“We deeply mourn the passing of Pete Seeger. We believe that nobody is truly gone until all those who are touched or influenced by that person are gone from the Earth…So Pete will live on in the hearts and minds of so many for years to come. His vision of peace and justice and equality for all will live on and continue to influence. His music has been used all over the world for social justice. From the Civil Rights movement to the anti-war movements Pete and his songs have been there on the front lines. Like a ripple that keeps going out from a pond Pete’s music will keep going out all over the world spreading the message of non-violence and peace and justice and equality for all. Wherever people are fighting to be free or fighting for equality Pete’s songs and Pete’s vision will be there with them.”
Former Rage Against The Machine guitarist Tom Morello, who is touring with Springsteen and the E Street Band in South Africa, shared some thoughts on Seeger with Rolling Stone magazine.
“Pete Seeger was 94 years old and lived a remarkable life. There’s a temptation to go, “Do not weep for Pete Seeger.” But I did weep for him, because we could use 94 more years of a guy like that. Pete was a friendly acquaintance of mine. I had the opportunity to duet with him on his last record on a song called A More Perfect Union. Being able to stand on stage with him at the Newport Folk Festival singing We Shall Overcome and This Land is Your Land are moments now that I will treasure forever. He sort of became this kindly grandfather figure of Sixties feel-good nonviolence in popular culture, but Pete Seeger was a threat. He always declared himself a communist with a lower-case “c.” He was this sort of gentle grandfather with a backbone of steel who was going to put a chokehold on the powers that be until they relented. That guy was no joke. He was a hardcore badass when he stood up to House Un-American Activities Committee, saying, “How dare you question my Americanism because I play music for people whose politics are different than yours?” Yet he played lovely, gentle songs at countless pre-schools for toddlers. He was a unique, spectacular combination of things I doubt we’ll ever see again.”
Morello recounted for Rolling Stone how during a rendition of We Are Alive in Cape Town, Springsteen substituted New England railroad workers with the victims of the Sharpeville Massacre in 1960 and the miners that were killed at Marikana in 2012.

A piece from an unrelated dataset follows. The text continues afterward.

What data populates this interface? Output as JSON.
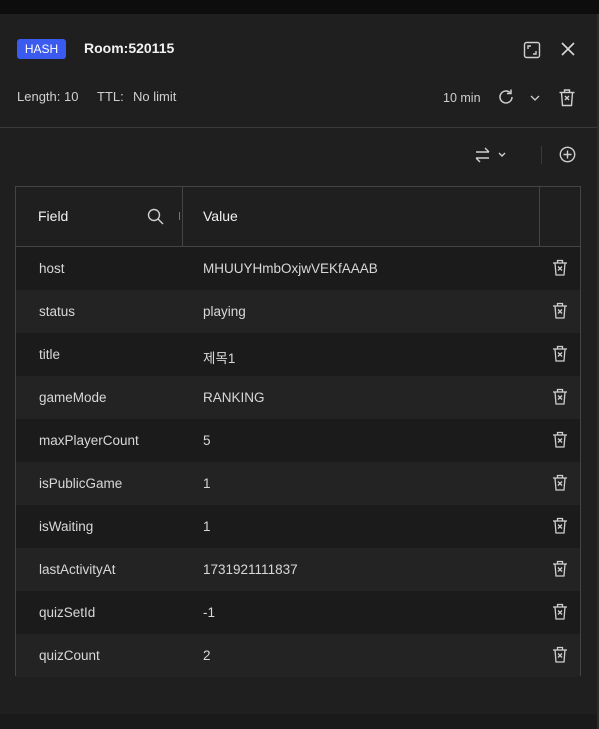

“Whether it’s Pete Seeger standing in from HUAC committee in 1960 or a Bruce Springsteen song in 2014, its important to keep the pressure on. It encouraged me to re-double my efforts in that regard. I think that there are artists of different genres whose calling is to use their art to hope to affect and better the human condition – whether it’s System of a Down, or Rage Against the Machine, or Public Enemy, or the Clash, Bruce Springsteen, or Pete Seeger. It’s a group that I’m proud to be counted among.”
Morello’s final thought, “The bad news is that Pete Seeger’s dead. The good news is that there’s going to be one spectacular hootenanny going on in heaven when Guthrie and Lead Belly reunite with their bro Pete Seeger.”
American President Barack Obama paid tribute to Seeger.
“Once called ‘America’s tuning fork’, Pete Seeger believed deeply in the power of song,” said Obama. “But more importantly, he believed in the power of community.” “To stand up for what’s right, speak out against what’s wrong, and move this country closer to the America he knew we could be. Over the years, Pete used his voice — and his hammer — to strike blows for worker’s rights and civil rights; world peace and environmental conservation. And he always invited us to sing along. For reminding us where we come from and showing us where we need to go, we will always be grateful to Pete Seeger. Michelle and I send our thoughts and prayer to Pete’s family and all those who loved him.”
Former American President Bill Clinton tweeted: “Pete Seeger’s great heart was matched only by his commitment to social justice. My thoughts and prayers are with his family and friends”.
Second Photo: Pete Seeger in 1955 by Fred Palumbo, World Telegram staff photographer